WORK INSTRUCTIONS:
Give the count of lines in the entries that include "data", and write nothing besides it.

__________

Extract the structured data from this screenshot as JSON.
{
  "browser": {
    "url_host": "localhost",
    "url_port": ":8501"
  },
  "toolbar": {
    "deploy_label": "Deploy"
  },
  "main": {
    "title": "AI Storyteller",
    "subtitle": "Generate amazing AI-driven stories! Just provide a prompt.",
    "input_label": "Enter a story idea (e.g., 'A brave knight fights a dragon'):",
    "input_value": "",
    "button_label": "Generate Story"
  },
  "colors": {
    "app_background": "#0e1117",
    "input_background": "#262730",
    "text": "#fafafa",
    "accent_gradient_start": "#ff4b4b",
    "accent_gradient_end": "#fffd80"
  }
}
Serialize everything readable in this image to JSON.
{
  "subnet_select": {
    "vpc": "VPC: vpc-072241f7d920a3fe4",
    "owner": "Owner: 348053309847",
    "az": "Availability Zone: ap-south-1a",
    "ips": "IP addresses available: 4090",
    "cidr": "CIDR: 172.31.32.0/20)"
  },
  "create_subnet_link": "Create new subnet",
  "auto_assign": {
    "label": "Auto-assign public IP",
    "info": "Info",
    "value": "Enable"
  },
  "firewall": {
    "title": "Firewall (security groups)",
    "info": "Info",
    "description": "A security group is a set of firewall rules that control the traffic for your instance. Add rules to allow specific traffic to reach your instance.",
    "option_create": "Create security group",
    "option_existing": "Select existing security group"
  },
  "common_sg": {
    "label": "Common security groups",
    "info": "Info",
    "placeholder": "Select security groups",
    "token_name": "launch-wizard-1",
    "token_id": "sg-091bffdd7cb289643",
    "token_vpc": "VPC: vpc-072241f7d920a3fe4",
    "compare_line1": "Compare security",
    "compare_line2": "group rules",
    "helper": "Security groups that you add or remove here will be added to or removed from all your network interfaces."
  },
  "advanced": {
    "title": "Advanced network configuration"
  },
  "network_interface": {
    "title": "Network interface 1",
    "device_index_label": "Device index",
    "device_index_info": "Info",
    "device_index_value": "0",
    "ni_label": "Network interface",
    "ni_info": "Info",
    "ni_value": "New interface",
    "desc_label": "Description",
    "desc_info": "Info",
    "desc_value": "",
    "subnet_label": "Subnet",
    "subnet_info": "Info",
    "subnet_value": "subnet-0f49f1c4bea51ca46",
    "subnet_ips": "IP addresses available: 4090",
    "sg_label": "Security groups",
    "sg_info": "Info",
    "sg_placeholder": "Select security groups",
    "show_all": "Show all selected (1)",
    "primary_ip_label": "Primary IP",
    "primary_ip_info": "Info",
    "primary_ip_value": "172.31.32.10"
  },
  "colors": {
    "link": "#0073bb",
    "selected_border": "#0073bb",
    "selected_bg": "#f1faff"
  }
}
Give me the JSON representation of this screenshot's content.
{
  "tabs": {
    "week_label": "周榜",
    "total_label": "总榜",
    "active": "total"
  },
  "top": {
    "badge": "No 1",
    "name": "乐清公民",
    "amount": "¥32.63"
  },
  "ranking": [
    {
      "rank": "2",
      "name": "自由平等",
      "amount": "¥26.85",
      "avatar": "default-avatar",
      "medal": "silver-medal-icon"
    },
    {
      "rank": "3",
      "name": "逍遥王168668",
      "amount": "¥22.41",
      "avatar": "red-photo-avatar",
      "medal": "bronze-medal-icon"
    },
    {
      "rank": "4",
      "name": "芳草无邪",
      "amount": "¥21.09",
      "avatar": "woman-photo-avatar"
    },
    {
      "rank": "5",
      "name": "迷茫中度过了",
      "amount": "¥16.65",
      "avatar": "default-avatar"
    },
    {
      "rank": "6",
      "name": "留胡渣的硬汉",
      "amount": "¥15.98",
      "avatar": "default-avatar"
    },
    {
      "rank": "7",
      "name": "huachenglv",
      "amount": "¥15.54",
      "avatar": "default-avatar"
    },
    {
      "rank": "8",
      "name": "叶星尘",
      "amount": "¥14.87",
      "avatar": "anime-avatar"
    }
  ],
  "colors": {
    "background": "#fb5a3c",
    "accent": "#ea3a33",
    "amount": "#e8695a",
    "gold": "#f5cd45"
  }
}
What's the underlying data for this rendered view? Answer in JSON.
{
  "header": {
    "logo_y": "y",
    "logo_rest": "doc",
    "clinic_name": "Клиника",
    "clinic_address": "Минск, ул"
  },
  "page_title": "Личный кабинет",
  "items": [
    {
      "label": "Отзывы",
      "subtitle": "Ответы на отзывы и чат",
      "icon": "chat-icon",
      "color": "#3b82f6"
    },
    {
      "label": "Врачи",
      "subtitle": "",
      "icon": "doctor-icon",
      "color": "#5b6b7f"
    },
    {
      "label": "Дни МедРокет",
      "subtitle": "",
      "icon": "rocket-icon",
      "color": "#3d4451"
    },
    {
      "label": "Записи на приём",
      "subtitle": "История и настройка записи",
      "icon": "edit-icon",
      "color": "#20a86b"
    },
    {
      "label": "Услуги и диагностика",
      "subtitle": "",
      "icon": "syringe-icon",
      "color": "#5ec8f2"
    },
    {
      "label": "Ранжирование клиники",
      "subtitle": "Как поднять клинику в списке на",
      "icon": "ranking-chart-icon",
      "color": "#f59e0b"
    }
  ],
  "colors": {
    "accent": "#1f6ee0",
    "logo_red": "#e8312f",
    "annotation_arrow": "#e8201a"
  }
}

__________

RESULT:
2